I begin on my knees and lean toward the tap. A supplication. I unfold myself in the water. I keep my eyes to the window. I take a handful of suds and hold space and curiosity for the microcosm in my hand, a plasticine universe, temporary and beautiful and iridescent.
And when I bring the bubbles to my skin and crush their geometry, I dissolve a universe. A little death. A destroyer of worlds.
My body in water is a prayer. I don’t know the gospel but ache for holy language, for my grandparents’ language. I improvise rites. I make a triptych of water, grief, and flame. I have chosen for myself what is holy and made a new funeral.
The pandemic is an opportunity to create a new language of mourning. To forge new ritual. How can we honor the dead in the universe of ourselves, of our homes? When I draw the bath of grief, I stretch my toes to the green vines above me, my plants that hang from the rails of the bath, and I am tangled in life.
My chest floats above the bathwater and in perfect isolation, in this porcelain, I am held together by water and ritual and grief.
Eileen Elizabeth Waggoner is a queer Appalachian essayist and poet living in Southern California.

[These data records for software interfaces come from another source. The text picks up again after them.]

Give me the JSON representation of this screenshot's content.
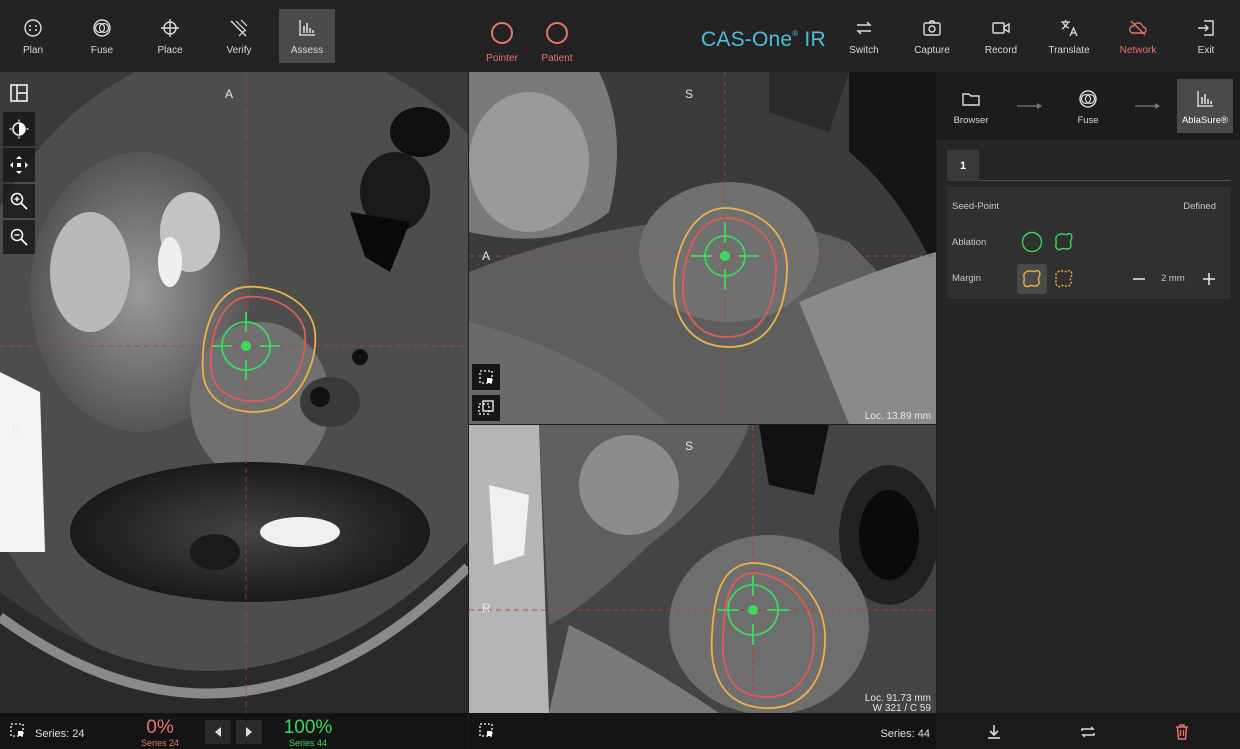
{
  "toolbar": {
    "left_buttons": [
      {
        "label": "Plan",
        "icon": "plan-icon"
      },
      {
        "label": "Fuse",
        "icon": "fuse-icon"
      },
      {
        "label": "Place",
        "icon": "place-crosshair-icon"
      },
      {
        "label": "Verify",
        "icon": "verify-icon"
      },
      {
        "label": "Assess",
        "icon": "assess-chart-icon",
        "active": true
      }
    ],
    "center_buttons": [
      {
        "label": "Pointer"
      },
      {
        "label": "Patient"
      }
    ],
    "brand": {
      "name": "CAS-One",
      "mark": "®",
      "suffix": " IR"
    },
    "right_buttons": [
      {
        "label": "Switch",
        "icon": "switch-arrows-icon"
      },
      {
        "label": "Capture",
        "icon": "camera-icon"
      },
      {
        "label": "Record",
        "icon": "video-icon"
      },
      {
        "label": "Translate",
        "icon": "translate-icon"
      },
      {
        "label": "Network",
        "icon": "cloud-off-icon",
        "status": "warning"
      },
      {
        "label": "Exit",
        "icon": "exit-icon"
      }
    ]
  },
  "views": {
    "axial": {
      "top": "A",
      "left": "R"
    },
    "sagittal": {
      "top": "S",
      "left": "A",
      "loc": "Loc. 13.89 mm"
    },
    "coronal": {
      "top": "S",
      "left": "R",
      "loc": "Loc. 91.73 mm",
      "window": "W 321 / C 59"
    }
  },
  "status": {
    "series_left": "Series: 24",
    "pct_left": "0%",
    "pct_left_series": "Series 24",
    "pct_right": "100%",
    "pct_right_series": "Series 44",
    "series_right": "Series: 44"
  },
  "workflow": {
    "steps": [
      {
        "label": "Browser",
        "icon": "folder-icon"
      },
      {
        "label": "Fuse",
        "icon": "fuse-icon"
      },
      {
        "label": "AblaSure®",
        "icon": "assess-chart-icon",
        "active": true
      }
    ]
  },
  "panel": {
    "tab": "1",
    "seed_label": "Seed-Point",
    "seed_value": "Defined",
    "ablation_label": "Ablation",
    "margin_label": "Margin",
    "margin_value": "2 mm"
  },
  "colors": {
    "accent": "#4cc0d9",
    "warning": "#e8756a",
    "ablation_contour": "#e05a5a",
    "margin_contour": "#e8b44a",
    "seed_marker": "#3ed860"
  }
}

She is the co-founder of Boshemia Magazine, a UK/US feminist arts and culture magazine, and a Nonfiction MFA candidate at University of California, Riverside.